Traumatic Brain Injury (TBI) is not just a medical condition; it’s a multifaceted issue that intersects with the legal system, particularly in the field of forensic neuropsychology. Understanding TBI, its long-term effects, and its assessment in legal contexts is crucial for a broad range of individuals, from medical and legal professionals to the general public. The role of forensic neuropsychologists is pivotal in bridging the gap between neurological injury and legal implications. Their expertise ensures that the effects of TBI are accurately represented and understood in legal proceedings, whether it concerns personal injury, criminal responsibility, or other legal matters.
This exploration into TBI and forensic neuropsychology underscores the complexity and significance of brain injuries in both medical and legal realms. It highlights the importance of thorough assessments, expert testimony, and a nuanced understanding of how brain injuries can alter lives. As awareness and knowledge about TBI continue to grow, it becomes increasingly important for society to recognize its impacts not only on an individual’s health but also on their legal rights and responsibilities.

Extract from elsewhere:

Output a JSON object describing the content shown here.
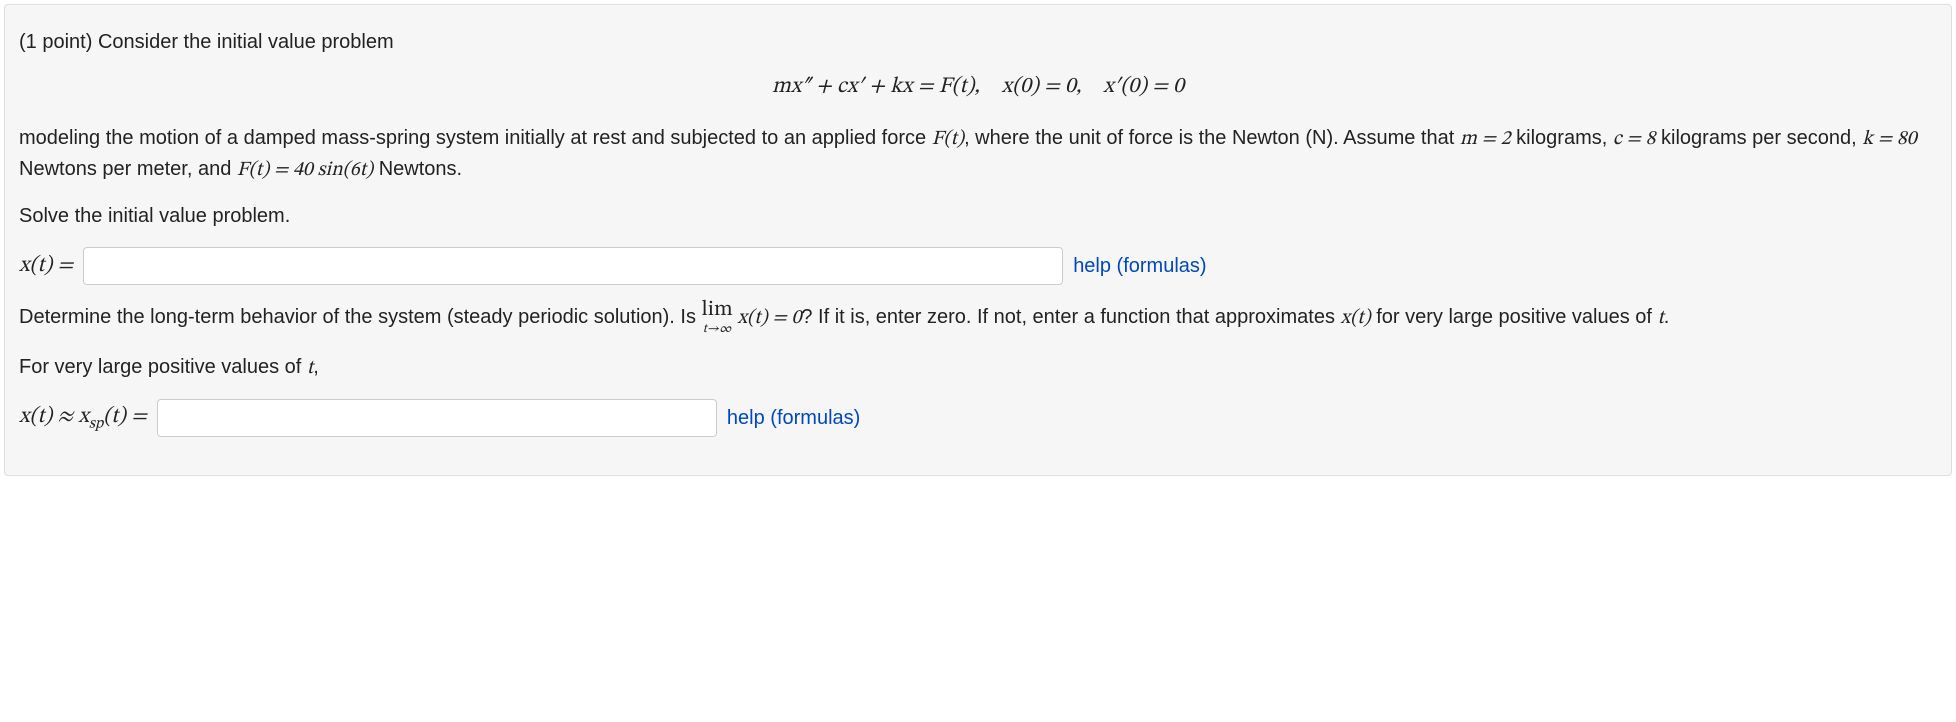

Frequently Asked Questions (FAQs)
1. What is a traumatic brain injury (TBI)?
- TBI is a brain dysfunction caused by an external force, such as a blow to the head or a penetrating injury.
2. Are there different types of TBI?
- Yes, TBIs range from mild (like concussions) to severe, involving prolonged unconsciousness or amnesia.
3. What are common causes of TBI?
- Falls, vehicle accidents, sports injuries, and violent assaults are among the common causes.
4. Can TBI have long-term effects?
- Yes, long-term effects can include cognitive impairments, emotional and behavioral changes, and physical disabilities.
5. What is forensic neuropsychology?
- It’s a field that applies neuropsychological knowledge to legal matters, especially in cases involving brain injuries.
6. How is TBI assessed in legal cases?
- TBI is assessed through comprehensive neuropsychological evaluations, which include cognitive testing and analysis of medical history.
7. Can TBI affect someone’s legal responsibility?
- Potentially, yes. TBI can impact cognitive functions and decision-making abilities, which may be relevant in legal cases.
8. What role do neuropsychologists play in court cases involving TBI?
- They assess the extent of brain injury, testify about its impact on behavior and cognition, and provide expert opinions.
9. Are TBI symptoms always immediately apparent?
- Not always. Some symptoms, especially cognitive and emotional ones, may emerge or persist long after the initial injury.
10. How important is neuropsychological assessment in TBI cases? – It’s crucial. These assessments provide a detailed understanding of the impact of TBI, informing legal decisions and rehabilitation strategies.